I’ve written numerous times on the tremendous potential of health data to transform both medical research and practice, but privacy concerns remain considerable. Much of the discussion around the security of medical data is our ability to de-identify data, thus making the ‘good stuff’ available whilst not denying privacy to the patient themselves.
The concept of de-identification is a simple one, and aims to ensure that information and identity are decoupled. Except a recent study suggests that things might not be so straightforward. The authors found that patients can be relatively easily re-identified, usually without decryption.
The process used by the team involves linking the unencrypted parts of their record with information that is known about the individual. The results are similar to other studies, all of which show that seemingly mundane facts can be enough to isolate an individual, with a decrease in the precision of the data can reduce the risk of re-identification, albeit at the cost of the data’s utility.
The uniqueness of patients
The first step in re-identifying someone is to understand their uniqueness. The researchers chose childbirth as a simple and common medical procedure to test their hypothesis on. Many people will be easily identifiable from public information, such as their date of birth or the date of delivery. The researchers were able to find unique records for several high profile Australians using this approach alone.
Suffice to say, this is a relatively blunt instrument, but the researchers were then able to cross-reference this initial dataset with a second showing population-wide billing frequencies. This can help to highlight whether a patient is unique in the population.
This then feeds into the second step, which examines the uniqueness of the individual according to characteristics from commercial datasets that may or may not be available directly, such as a pharmaceutical company database. This means that pharma companies, your bank or insurer might be able to easily re-identify you using the data they own.
Whilst there is no guarantee of re-identification using these methods, it certainly provides the opportunity for re-identification. When put into this context, it does beg the question of how valuable claims by companies such as DeepMind are when they trumpet the de-identification of data used to feed their algorithms.
What can we do?
As I’ve said many times, I do think the sharing of medical data can deliver huge advances in both treatment and research, so how can we ensure that data is shared whilst privacy maintained?
The authors are not optimistic. They suggest that most de-identification methods are bound to fail, due in large part to the inherent inconsistencies of their aims. It’s incredibly difficult to both maintain privacy and publish detailed individual records.
“Some data can be safely published online, such as information about government, aggregations of large collections of material, or data that is differentially private,” they say. “For sensitive, complex data about individuals, a much more controlled release in a secure research environment is a better solution.”

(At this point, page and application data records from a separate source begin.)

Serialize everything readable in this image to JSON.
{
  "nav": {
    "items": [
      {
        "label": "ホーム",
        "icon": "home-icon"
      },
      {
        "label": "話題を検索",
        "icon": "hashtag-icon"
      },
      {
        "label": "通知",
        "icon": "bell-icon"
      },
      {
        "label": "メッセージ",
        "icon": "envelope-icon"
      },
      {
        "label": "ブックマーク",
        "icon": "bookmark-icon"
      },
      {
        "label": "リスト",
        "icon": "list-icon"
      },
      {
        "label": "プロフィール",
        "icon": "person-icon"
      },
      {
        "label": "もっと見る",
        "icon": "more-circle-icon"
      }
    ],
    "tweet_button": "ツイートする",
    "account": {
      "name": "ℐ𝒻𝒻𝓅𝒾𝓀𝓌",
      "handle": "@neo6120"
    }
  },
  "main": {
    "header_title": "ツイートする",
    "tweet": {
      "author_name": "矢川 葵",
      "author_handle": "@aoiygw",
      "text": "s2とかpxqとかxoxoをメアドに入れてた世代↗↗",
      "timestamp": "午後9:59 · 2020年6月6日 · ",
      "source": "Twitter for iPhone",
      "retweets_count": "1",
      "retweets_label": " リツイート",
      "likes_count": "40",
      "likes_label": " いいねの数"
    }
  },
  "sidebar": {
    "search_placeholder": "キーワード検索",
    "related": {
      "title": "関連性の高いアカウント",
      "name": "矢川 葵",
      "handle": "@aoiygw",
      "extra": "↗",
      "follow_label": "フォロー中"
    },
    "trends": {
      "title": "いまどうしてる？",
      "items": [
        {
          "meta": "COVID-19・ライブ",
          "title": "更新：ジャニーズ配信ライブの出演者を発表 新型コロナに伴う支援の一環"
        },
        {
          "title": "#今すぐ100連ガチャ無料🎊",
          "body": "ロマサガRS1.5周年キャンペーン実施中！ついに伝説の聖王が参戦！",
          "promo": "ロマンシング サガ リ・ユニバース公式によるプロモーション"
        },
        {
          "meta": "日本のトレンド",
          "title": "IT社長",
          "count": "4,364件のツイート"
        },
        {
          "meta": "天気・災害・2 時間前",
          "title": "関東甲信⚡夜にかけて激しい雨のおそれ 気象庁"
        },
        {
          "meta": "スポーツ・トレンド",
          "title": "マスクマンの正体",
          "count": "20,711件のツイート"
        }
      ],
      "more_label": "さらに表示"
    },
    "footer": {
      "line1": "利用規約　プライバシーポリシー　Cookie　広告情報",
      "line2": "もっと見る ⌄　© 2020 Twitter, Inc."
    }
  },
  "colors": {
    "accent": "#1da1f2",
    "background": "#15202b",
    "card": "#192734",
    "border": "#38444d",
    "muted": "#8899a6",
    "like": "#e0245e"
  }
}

There have been various recommendations, such as the ‘trusted user’ model, whilst dynamic consent aims to give individuals greater control over their data and how it’s used. There has even been a proposal by the Australian government to criminalize re-identification of data. Of course, that places the emphasis on the re-identification process rather than the poor de-identification in the first place and rather attempts to hide the problem than solve it.
“Our hope is that this research contributes to a fair, open, scientific and constructive discussion about open data sharing and patient privacy,” the authors conclude.